‘If you love history, on your holidays you can visit museums and castles. If you love plants, you can visit botanical gardens. But if you love language, what do you visit?’ In the summer of 2012, supreme language-lovers David and Hilary Crystal set off on a tour round Britain, visiting 57 sites associated with key […]
If you’ve ever travelled to a country in which you don’t speak the language, you’re probably aware that there are always a few key vocabulary words and phrases travel guides recommend you stock up on. I don’t speak [insert language]… Where is the restroom?… Help… Thank you. We would offer an additional word to learn—one […]
How many styles of beer can you name? Or for those old enough to do so legally, how many have you tasted? According to the Oxford Companion to Beer, there are well over 100 styles from all over the world. With the start of Oktoberfest, the annual German festival with a tradition of celebrating all […]
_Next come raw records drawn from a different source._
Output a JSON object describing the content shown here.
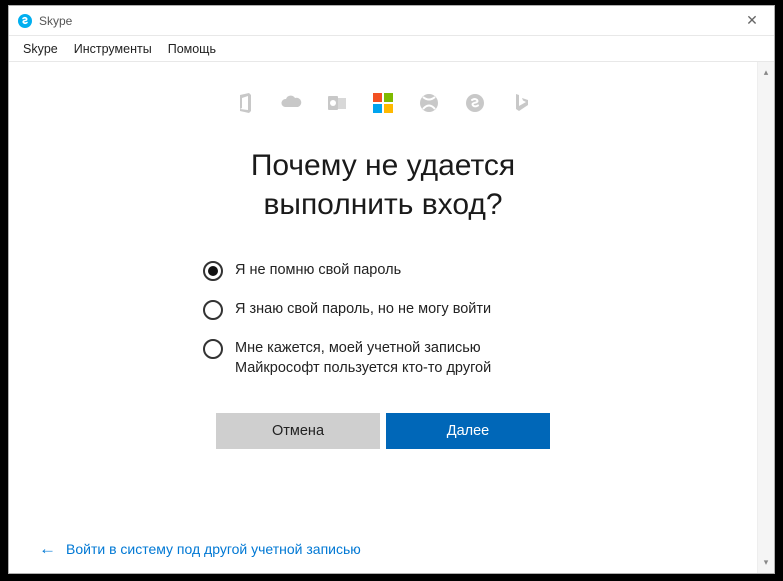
{
  "window": {
    "title": "Skype",
    "close_glyph": "✕"
  },
  "menubar": {
    "items": [
      "Skype",
      "Инструменты",
      "Помощь"
    ]
  },
  "brand_icons": {
    "office": "office-icon",
    "onedrive": "onedrive-icon",
    "outlook": "outlook-icon",
    "microsoft": "microsoft-logo-icon",
    "xbox": "xbox-icon",
    "skype": "skype-icon",
    "bing": "bing-icon"
  },
  "heading": {
    "line1": "Почему не удается",
    "line2": "выполнить вход?"
  },
  "options": [
    {
      "label": "Я не помню свой пароль",
      "checked": true
    },
    {
      "label": "Я знаю свой пароль, но не могу войти",
      "checked": false
    },
    {
      "label": "Мне кажется, моей учетной записью Майкрософт пользуется кто-то другой",
      "checked": false
    }
  ],
  "buttons": {
    "cancel": "Отмена",
    "next": "Далее"
  },
  "footer": {
    "link": "Войти в систему под другой учетной записью"
  },
  "scroll": {
    "up": "▴",
    "down": "▾"
  }
}
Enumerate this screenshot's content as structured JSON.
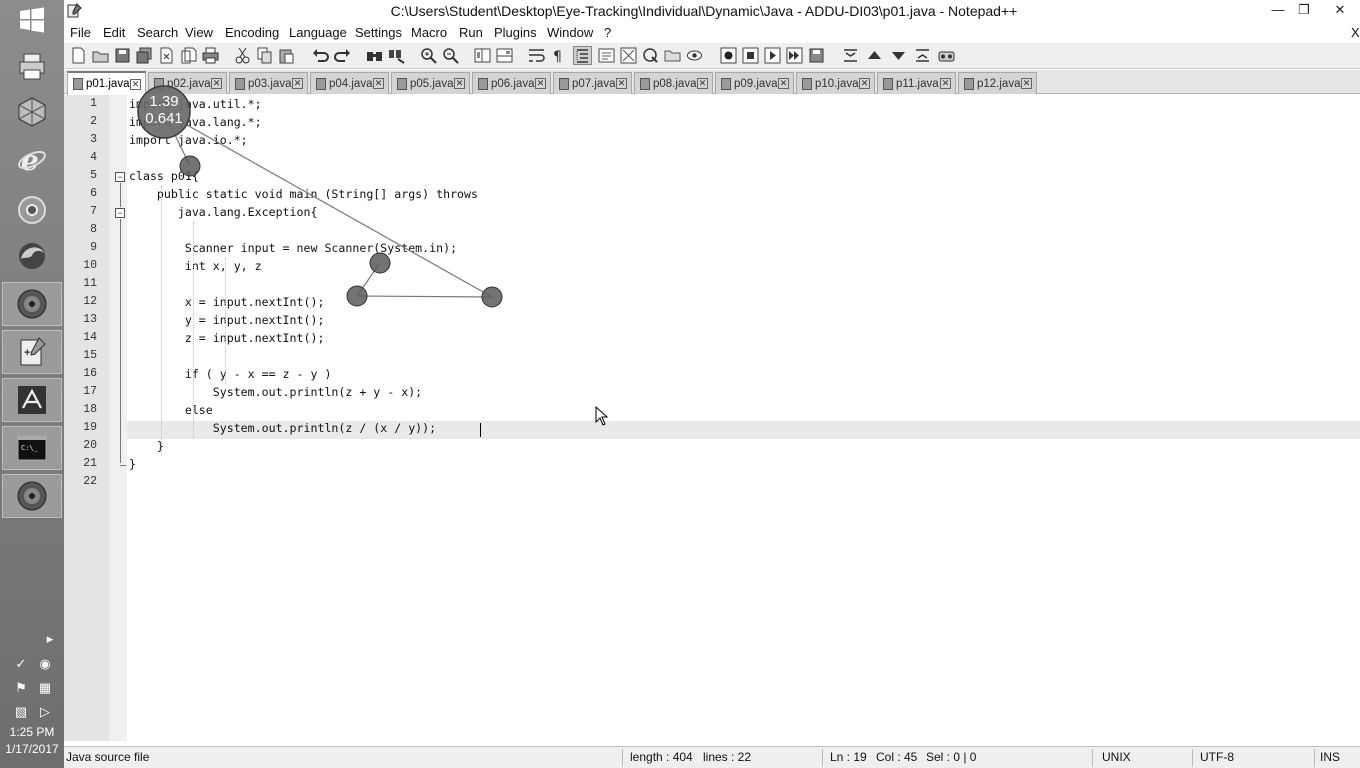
{
  "window": {
    "title": "C:\\Users\\Student\\Desktop\\Eye-Tracking\\Individual\\Dynamic\\Java - ADDU-DI03\\p01.java - Notepad++",
    "close_x": "X"
  },
  "menu": [
    "File",
    "Edit",
    "Search",
    "View",
    "Encoding",
    "Language",
    "Settings",
    "Macro",
    "Run",
    "Plugins",
    "Window",
    "?"
  ],
  "tabs": [
    "p01.java",
    "p02.java",
    "p03.java",
    "p04.java",
    "p05.java",
    "p06.java",
    "p07.java",
    "p08.java",
    "p09.java",
    "p10.java",
    "p11.java",
    "p12.java"
  ],
  "active_tab": "p01.java",
  "editor": {
    "line_numbers": [
      "1",
      "2",
      "3",
      "4",
      "5",
      "6",
      "7",
      "8",
      "9",
      "10",
      "11",
      "12",
      "13",
      "14",
      "15",
      "16",
      "17",
      "18",
      "19",
      "20",
      "21",
      "22"
    ],
    "lines": [
      "import java.util.*;",
      "import java.lang.*;",
      "import java.io.*;",
      "",
      "class p01{",
      "    public static void main (String[] args) throws",
      "       java.lang.Exception{",
      "",
      "        Scanner input = new Scanner(System.in);",
      "        int x, y, z",
      "",
      "        x = input.nextInt();",
      "        y = input.nextInt();",
      "        z = input.nextInt();",
      "",
      "        if ( y - x == z - y )",
      "            System.out.println(z + y - x);",
      "        else",
      "            System.out.println(z / (x / y));",
      "    }",
      "}",
      ""
    ],
    "current_line": 19
  },
  "gaze_overlay": {
    "big_fixation": {
      "line1": "1.39",
      "line2": "0.641"
    }
  },
  "status": {
    "file_type": "Java source file",
    "length": "length : 404",
    "lines": "lines : 22",
    "ln": "Ln : 19",
    "col": "Col : 45",
    "sel": "Sel : 0 | 0",
    "eol": "UNIX",
    "encoding": "UTF-8",
    "mode": "INS"
  },
  "taskbar": {
    "time": "1:25 PM",
    "date": "1/17/2017"
  },
  "icons": [
    "windows-start-icon",
    "printer-icon",
    "virtualbox-icon",
    "internet-explorer-icon",
    "chrome-icon",
    "firefox-icon",
    "disc-icon",
    "notepad-plus-plus-icon",
    "acrobat-icon",
    "command-prompt-icon",
    "disc-icon",
    "expand-arrow-icon",
    "tray-icon",
    "flag-icon",
    "network-icon",
    "speaker-icon"
  ]
}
Today’s English owes much to many of the world’s languages, from French and German to Chinese and Hindi. Our interactive map below is the first of an occasional series which will offer you a glimpse of the range of linguistic influences that English has absorbed.
Click on the map to see how English has been shaped by French, Spanish, Portuguese, and Flemish. Your armchair travels should give you some interesting discoveries: could you guess the origins of fluff, anchovy, vamoose, and baize?
Video: what do you call a new word made by combining two other words? oxford.ly/1617rO1
'Slobber' is likely from the Dutch 'slobberen', which means 'walk through mud' and 'feed noisily'.
Word of the Day: coxcomb - a vain and conceited man; a dandy... oxford.ly/1ESOda0